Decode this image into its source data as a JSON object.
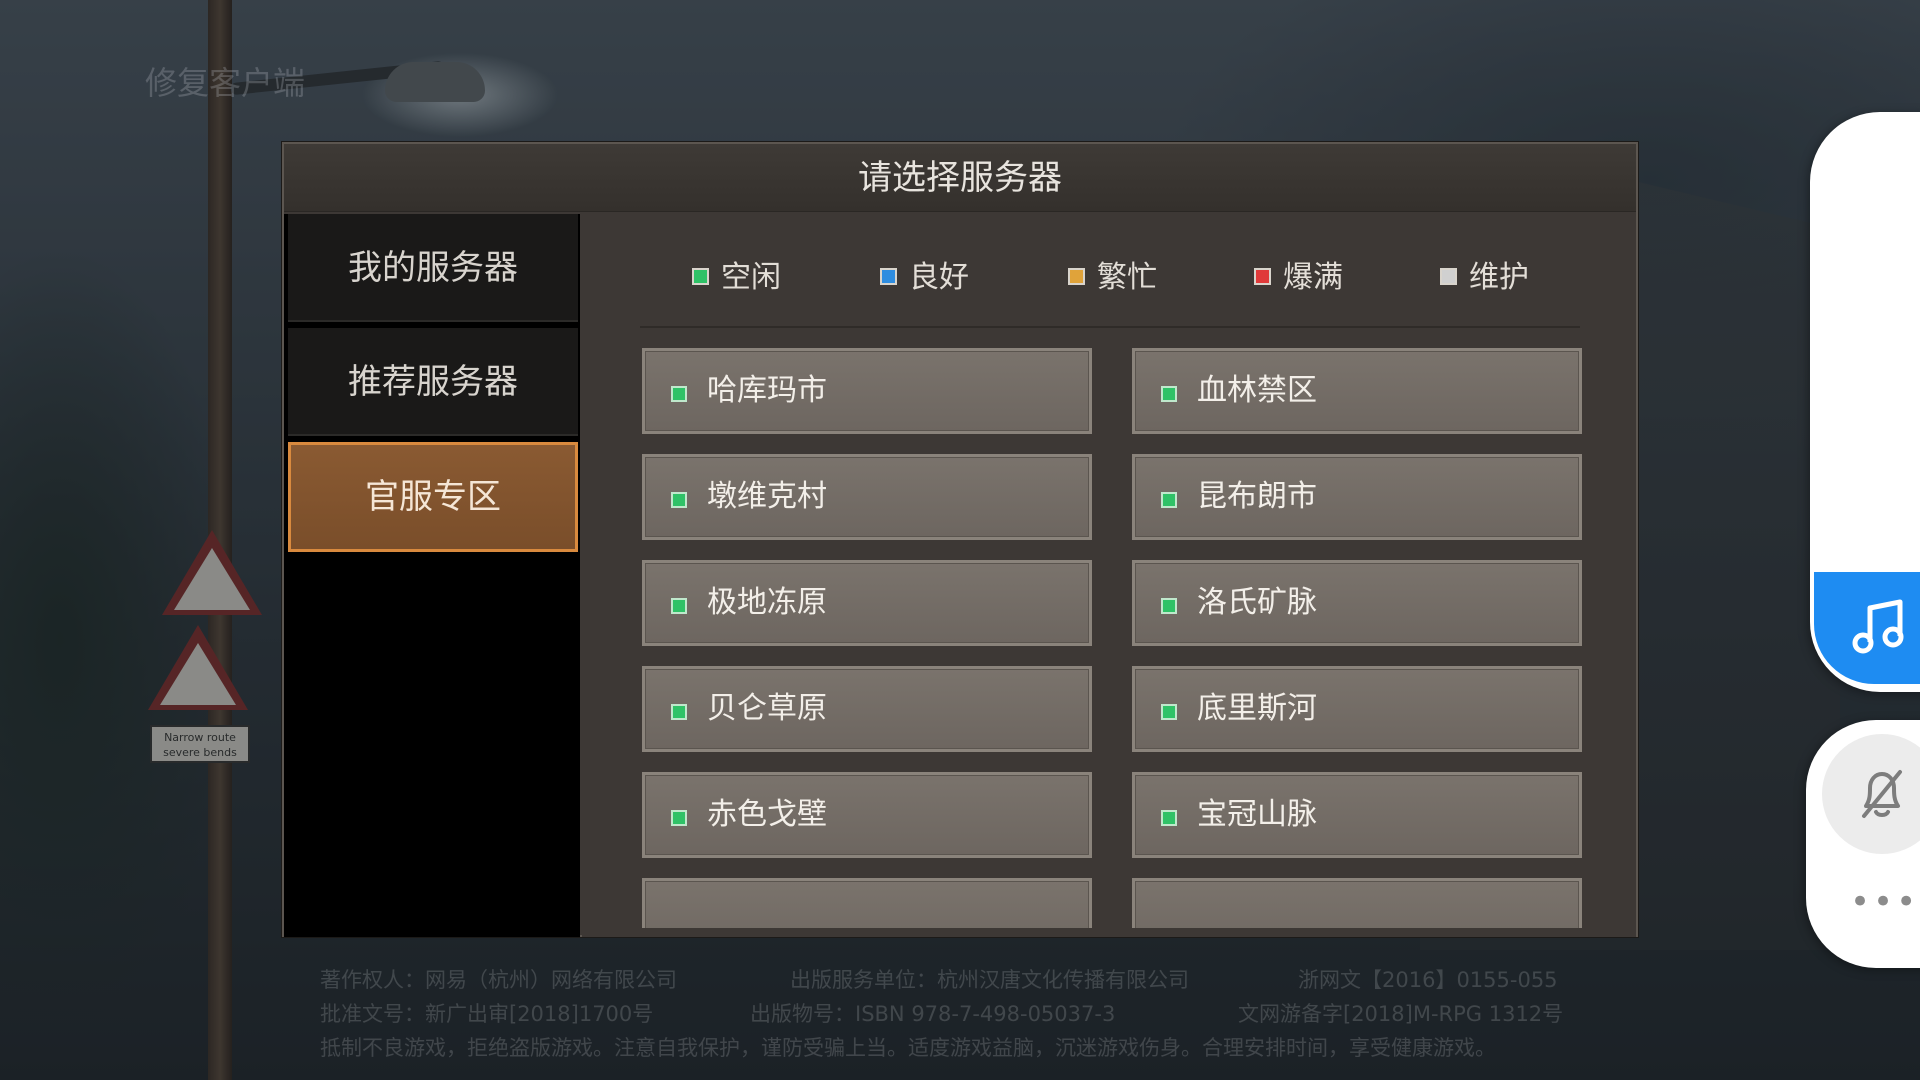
{
  "background": {
    "watermark": "修复客户端",
    "sign_text": "Narrow route severe bends"
  },
  "dialog": {
    "title": "请选择服务器",
    "side_menu": [
      {
        "label": "我的服务器",
        "active": false
      },
      {
        "label": "推荐服务器",
        "active": false
      },
      {
        "label": "官服专区",
        "active": true
      }
    ],
    "legend": [
      {
        "label": "空闲",
        "color": "#2fc267"
      },
      {
        "label": "良好",
        "color": "#2f8de0"
      },
      {
        "label": "繁忙",
        "color": "#e0a33a"
      },
      {
        "label": "爆满",
        "color": "#e03a3a"
      },
      {
        "label": "维护",
        "color": "#d0d0d0"
      }
    ],
    "servers": [
      {
        "name": "哈库玛市",
        "status": "空闲"
      },
      {
        "name": "血林禁区",
        "status": "空闲"
      },
      {
        "name": "墩维克村",
        "status": "空闲"
      },
      {
        "name": "昆布朗市",
        "status": "空闲"
      },
      {
        "name": "极地冻原",
        "status": "空闲"
      },
      {
        "name": "洛氏矿脉",
        "status": "空闲"
      },
      {
        "name": "贝仑草原",
        "status": "空闲"
      },
      {
        "name": "底里斯河",
        "status": "空闲"
      },
      {
        "name": "赤色戈壁",
        "status": "空闲"
      },
      {
        "name": "宝冠山脉",
        "status": "空闲"
      }
    ]
  },
  "footer": {
    "line1_left": "著作权人：网易（杭州）网络有限公司",
    "line1_mid": "出版服务单位：杭州汉唐文化传播有限公司",
    "line1_right": "浙网文【2016】0155-055",
    "line2_left": "批准文号：新广出审[2018]1700号",
    "line2_mid": "出版物号：ISBN 978-7-498-05037-3",
    "line2_right": "文网游备字[2018]M-RPG 1312号",
    "line3": "抵制不良游戏，拒绝盗版游戏。注意自我保护，谨防受骗上当。适度游戏益脑，沉迷游戏伤身。合理安排时间，享受健康游戏。"
  },
  "float_panel": {
    "music_icon": "music-note-icon",
    "bell_icon": "bell-off-icon",
    "more_icon": "more-dots-icon",
    "accent": "#1e8cf2"
  }
}
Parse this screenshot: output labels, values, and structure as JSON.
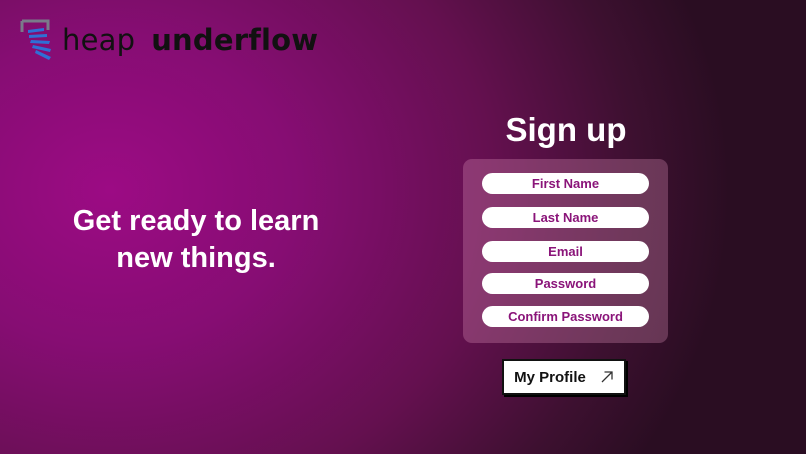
{
  "brand": {
    "name_light": "heap",
    "name_bold": "underflow",
    "logo_icon": "stacked-bars-logo-icon"
  },
  "hero": {
    "tagline_line1": "Get ready to learn",
    "tagline_line2": "new things."
  },
  "signup": {
    "title": "Sign up",
    "fields": [
      {
        "placeholder": "First Name"
      },
      {
        "placeholder": "Last Name"
      },
      {
        "placeholder": "Email"
      },
      {
        "placeholder": "Password"
      },
      {
        "placeholder": "Confirm Password"
      }
    ],
    "profile_button_label": "My Profile",
    "profile_button_icon": "arrow-up-right-icon"
  },
  "colors": {
    "background_accent": "#9c0b84",
    "field_text": "#8a1479",
    "logo_blue": "#2f6fd6"
  }
}
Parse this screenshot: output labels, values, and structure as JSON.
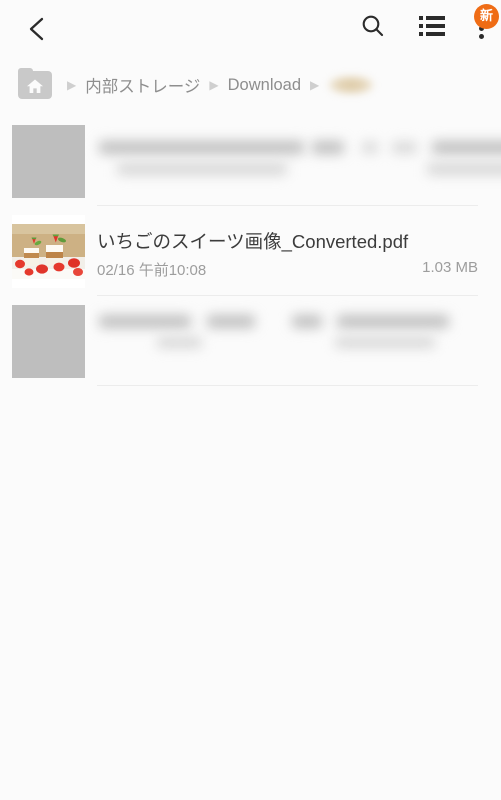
{
  "appbar": {
    "back_icon": "back-chevron-icon",
    "search_icon": "search-icon",
    "listview_icon": "list-view-icon",
    "more_icon": "overflow-menu-icon",
    "new_badge": "新",
    "badge_color": "#ef6c15"
  },
  "breadcrumb": {
    "home_icon": "home-folder-icon",
    "separator": "▶",
    "items": [
      {
        "label": "内部ストレージ",
        "redacted": false
      },
      {
        "label": "Download",
        "redacted": false
      },
      {
        "label": "",
        "redacted": true
      }
    ]
  },
  "list": {
    "rows": [
      {
        "thumb": "placeholder",
        "name": "",
        "date": "",
        "size": "",
        "redacted": true
      },
      {
        "thumb": "strawberry-dessert-photo",
        "name": "いちごのスイーツ画像_Converted.pdf",
        "date": "02/16 午前10:08",
        "size": "1.03 MB",
        "redacted": false
      },
      {
        "thumb": "placeholder",
        "name": "",
        "date": "",
        "size": "",
        "redacted": true
      }
    ]
  },
  "colors": {
    "background": "#fbfbfb",
    "text_primary": "#3c3c3c",
    "text_secondary": "#9d9d9d",
    "crumb_text": "#8e8e8e",
    "divider": "#ececec",
    "placeholder": "#bebebe"
  }
}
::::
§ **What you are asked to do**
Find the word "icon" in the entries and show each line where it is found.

§ **Solution to the problem**
    "music_icon": "music-note-icon",
    "bell_icon": "bell-off-icon",
    "more_icon": "more-dots-icon",
    "logo_icon": "stacked-bars-logo-icon"
    "profile_button_icon": "arrow-up-right-icon"
    "back_icon": "back-chevron-icon",
    "search_icon": "search-icon",
    "listview_icon": "list-view-icon",
    "more_icon": "overflow-menu-icon",
    "home_icon": "home-folder-icon",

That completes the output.